Forces News has been told that the upgrade programme for the Typhoon fighter jet is “on time and on budget".
New missiles have been added including laser-guided Brimstone missiles.
The aircraft need to be ready by the end of the year in time to replace the Tornados which are due to go out of service.
The Typhoons are the RAF's frontline jets, which have been used in missions over Iraq and Syria.
Currently, the fighter jets are being enhanced to attack targets on the ground with Brimstone missiles.
Test flights are being carried out on a daily basis at Warton airfield where the new capabilities are being added.
Chief test pilot, Steve Formoso says the Brimstone is a "small precise missile with a laser-seeking head."

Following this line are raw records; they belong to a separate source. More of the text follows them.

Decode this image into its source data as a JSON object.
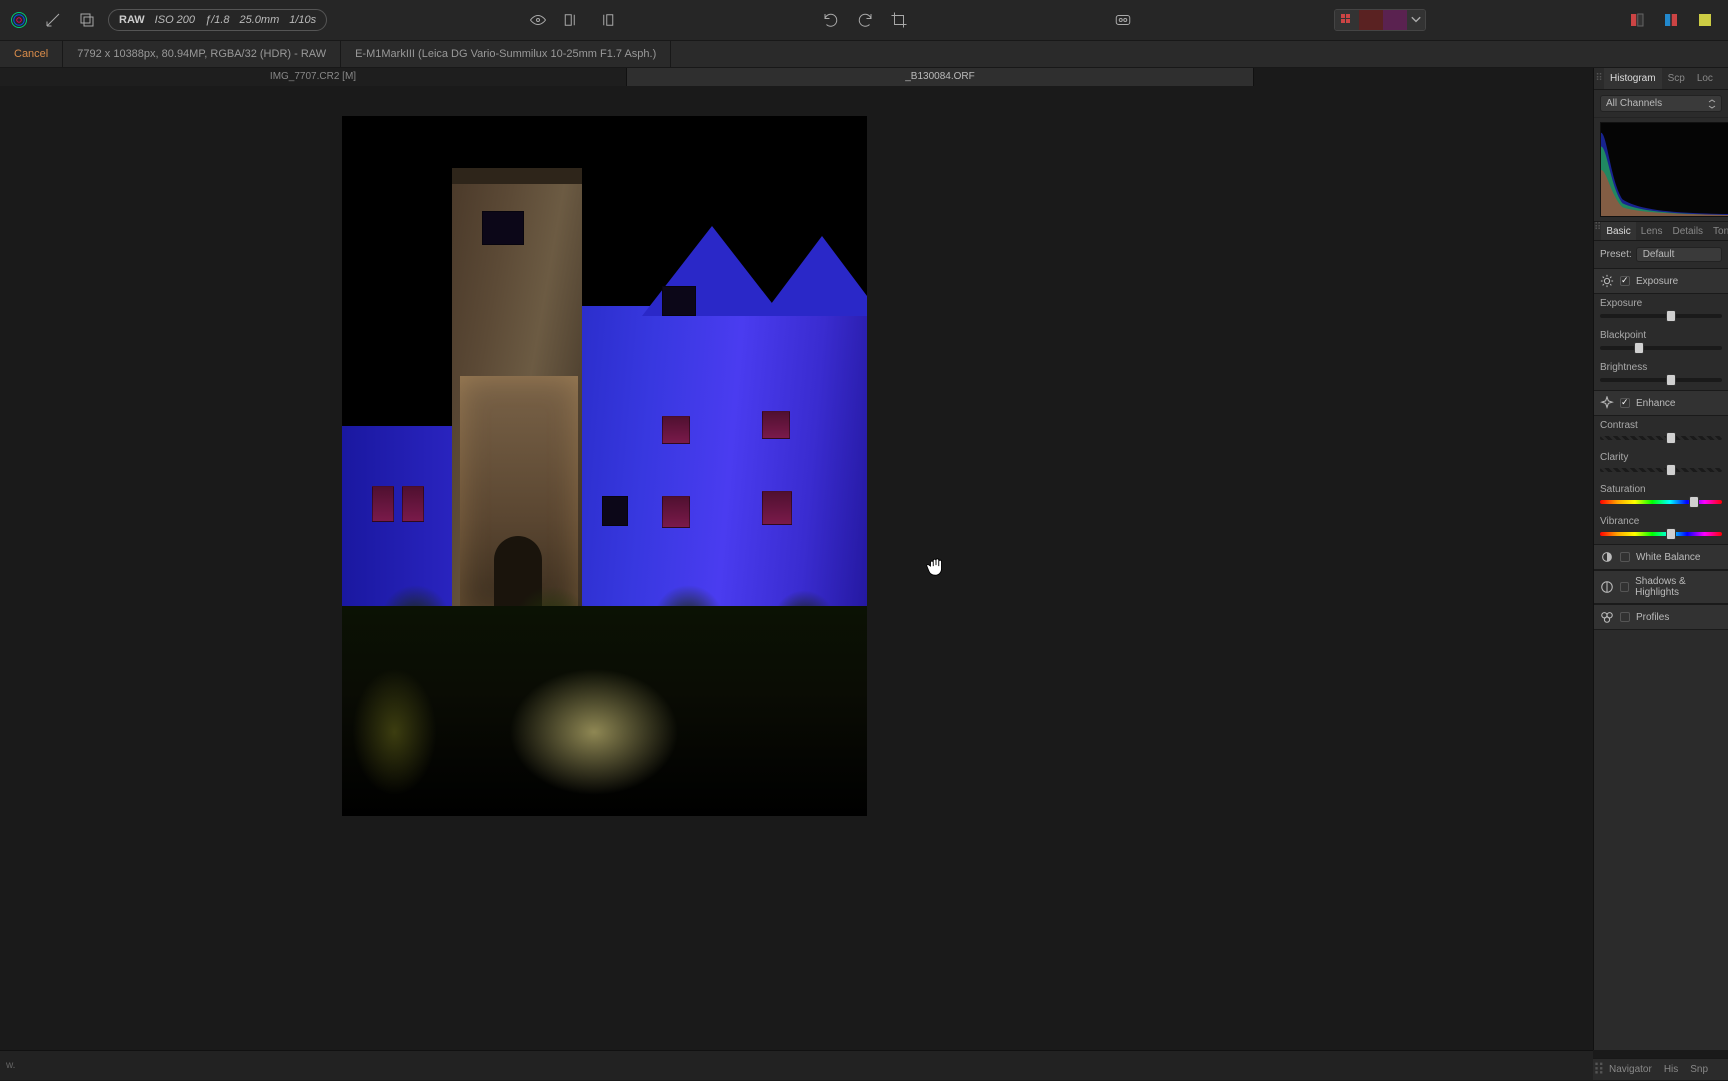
{
  "top": {
    "raw_badge": "RAW",
    "iso": "ISO 200",
    "aperture": "ƒ/1.8",
    "focal": "25.0mm",
    "shutter": "1/10s"
  },
  "info": {
    "cancel": "Cancel",
    "dims": "7792 x 10388px, 80.94MP, RGBA/32 (HDR) - RAW",
    "camera": "E-M1MarkIII (Leica DG Vario-Summilux 10-25mm F1.7 Asph.)"
  },
  "tabs": {
    "left": "IMG_7707.CR2 [M]",
    "right": "_B130084.ORF"
  },
  "sidebar": {
    "top_tabs": {
      "histogram": "Histogram",
      "scp": "Scp",
      "loc": "Loc"
    },
    "channel_label": "All Channels",
    "adj_tabs": {
      "basic": "Basic",
      "lens": "Lens",
      "details": "Details",
      "tones": "Tones"
    },
    "preset_label": "Preset:",
    "preset_value": "Default",
    "sections": {
      "exposure": "Exposure",
      "enhance": "Enhance",
      "wb": "White Balance",
      "sh": "Shadows & Highlights",
      "profiles": "Profiles"
    },
    "sliders": {
      "exposure": "Exposure",
      "blackpoint": "Blackpoint",
      "brightness": "Brightness",
      "contrast": "Contrast",
      "clarity": "Clarity",
      "saturation": "Saturation",
      "vibrance": "Vibrance"
    },
    "bottom_tabs": {
      "navigator": "Navigator",
      "his": "His",
      "snp": "Snp"
    }
  },
  "slider_pos": {
    "exposure": 58,
    "blackpoint": 32,
    "brightness": 58,
    "contrast": 58,
    "clarity": 58,
    "saturation": 77,
    "vibrance": 58
  },
  "status": {
    "text": "w."
  }
}
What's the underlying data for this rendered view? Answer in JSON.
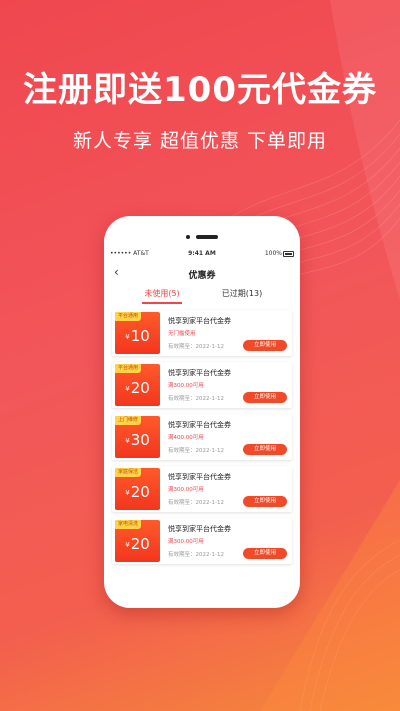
{
  "promo": {
    "title": "注册即送100元代金券",
    "subtitle": "新人专享  超值优惠  下单即用"
  },
  "status_bar": {
    "carrier": "•••••• AT&T",
    "time": "9:41 AM",
    "battery": "100%"
  },
  "nav": {
    "back_icon": "chevron-left",
    "title": "优惠券"
  },
  "tabs": [
    {
      "label": "未使用(5)",
      "active": true
    },
    {
      "label": "已过期(13)",
      "active": false
    }
  ],
  "coupons": [
    {
      "tag": "平台通用",
      "currency": "¥",
      "amount": "10",
      "title": "悦享到家平台代金券",
      "condition": "无门槛使用",
      "expiry": "有效期至：2022-1-12",
      "button": "立即使用"
    },
    {
      "tag": "平台通用",
      "currency": "¥",
      "amount": "20",
      "title": "悦享到家平台代金券",
      "condition": "满300.00可用",
      "expiry": "有效期至：2022-1-12",
      "button": "立即使用"
    },
    {
      "tag": "上门维修",
      "currency": "¥",
      "amount": "30",
      "title": "悦享到家平台代金券",
      "condition": "满400.00可用",
      "expiry": "有效期至：2022-1-12",
      "button": "立即使用"
    },
    {
      "tag": "家庭保洁",
      "currency": "¥",
      "amount": "20",
      "title": "悦享到家平台代金券",
      "condition": "满300.00可用",
      "expiry": "有效期至：2022-1-12",
      "button": "立即使用"
    },
    {
      "tag": "家电清洗",
      "currency": "¥",
      "amount": "20",
      "title": "悦享到家平台代金券",
      "condition": "满300.00可用",
      "expiry": "有效期至：2022-1-12",
      "button": "立即使用"
    }
  ],
  "colors": {
    "accent": "#f0454a",
    "coupon_red": "#f2361f",
    "tag_yellow": "#ffd24a"
  }
}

"We can target individual vehicles, individual tanks and even just the tank turret in a very discrete small area."
The upgrade also includes air to air meteor missiles which allow pilots to fire on targets that are beyond their visual range.
Air to surface storm shadow missiles with a deep strike capability has also been added.
The upgrades are to make sure Typhoon fighter jets can replace Tornados and carry out more roles.
Mr Formoso added:
"A Typhoon will do the bombing role but it's also capable of being used in the air to air environment, so shooting other aircrafts down or doing quick reaction alert."
Andy Flynn is in charge of the project and says they are "on time and on budget."
"It's been going on since 2013 and everyday has counted - we are on plan to meet the chief of staff's milestone of Typhoons taking on all the capabilities of the Tornado."
"You see a mixed fleet of Typhoon and the F35 working really closely together and they will have their own specialties and different missions they will have to perform."
"From an industry perspective, we're just ensuring that the RAF gets the best available capabilities that allow them to have a choice and to give the Command the choice to be able to go out and perform all the missions it needs to do."
Test trials are being carried out to ensure the capabilities of the Typhoons are met.
It's not just the new weapons but the systems that control them are also changing.
The chief test pilot said the new system allows him to have more control over the aircraft.
"The fly control system allows me to do absolutely anything I want with the aircraft - so it's always giving me the maximum amount of performance without me having to worry about limits on the aircraft itself."
"I can get myself into a position where I can shoot down another aircraft a lot quicker."
The plan is to get all of the Typhoon fighter jets ready by the end of the year.